··· EXTRACTED ENTRIES ···
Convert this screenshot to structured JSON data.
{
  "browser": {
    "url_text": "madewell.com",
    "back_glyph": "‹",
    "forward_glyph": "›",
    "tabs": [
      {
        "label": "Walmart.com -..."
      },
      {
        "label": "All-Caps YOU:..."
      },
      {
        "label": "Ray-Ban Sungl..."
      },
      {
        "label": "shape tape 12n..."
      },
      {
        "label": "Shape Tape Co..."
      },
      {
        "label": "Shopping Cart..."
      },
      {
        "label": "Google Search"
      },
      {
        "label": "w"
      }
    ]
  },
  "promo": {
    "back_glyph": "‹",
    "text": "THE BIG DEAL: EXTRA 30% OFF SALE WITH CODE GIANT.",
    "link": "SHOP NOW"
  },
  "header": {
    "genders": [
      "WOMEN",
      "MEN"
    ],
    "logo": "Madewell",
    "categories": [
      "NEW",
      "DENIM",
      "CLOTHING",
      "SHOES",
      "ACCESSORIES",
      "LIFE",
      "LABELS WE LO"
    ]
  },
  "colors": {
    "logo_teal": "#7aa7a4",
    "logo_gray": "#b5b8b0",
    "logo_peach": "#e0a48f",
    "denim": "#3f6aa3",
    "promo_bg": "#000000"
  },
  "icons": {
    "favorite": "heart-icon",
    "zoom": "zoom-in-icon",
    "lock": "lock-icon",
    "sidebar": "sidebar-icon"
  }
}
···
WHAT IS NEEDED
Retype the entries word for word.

RESPONSE FOR THIS EXERCISE
Convert this screenshot to structured JSON data.
{
  "browser": {
    "url_text": "madewell.com",
    "back_glyph": "‹",
    "forward_glyph": "›",
    "tabs": [
      {
        "label": "Walmart.com -..."
      },
      {
        "label": "All-Caps YOU:..."
      },
      {
        "label": "Ray-Ban Sungl..."
      },
      {
        "label": "shape tape 12n..."
      },
      {
        "label": "Shape Tape Co..."
      },
      {
        "label": "Shopping Cart..."
      },
      {
        "label": "Google Search"
      },
      {
        "label": "w"
      }
    ]
  },
  "promo": {
    "back_glyph": "‹",
    "text": "THE BIG DEAL: EXTRA 30% OFF SALE WITH CODE GIANT.",
    "link": "SHOP NOW"
  },
  "header": {
    "genders": [
      "WOMEN",
      "MEN"
    ],
    "logo": "Madewell",
    "categories": [
      "NEW",
      "DENIM",
      "CLOTHING",
      "SHOES",
      "ACCESSORIES",
      "LIFE",
      "LABELS WE LO"
    ]
  },
  "colors": {
    "logo_teal": "#7aa7a4",
    "logo_gray": "#b5b8b0",
    "logo_peach": "#e0a48f",
    "denim": "#3f6aa3",
    "promo_bg": "#000000"
  },
  "icons": {
    "favorite": "heart-icon",
    "zoom": "zoom-in-icon",
    "lock": "lock-icon",
    "sidebar": "sidebar-icon"
  }
}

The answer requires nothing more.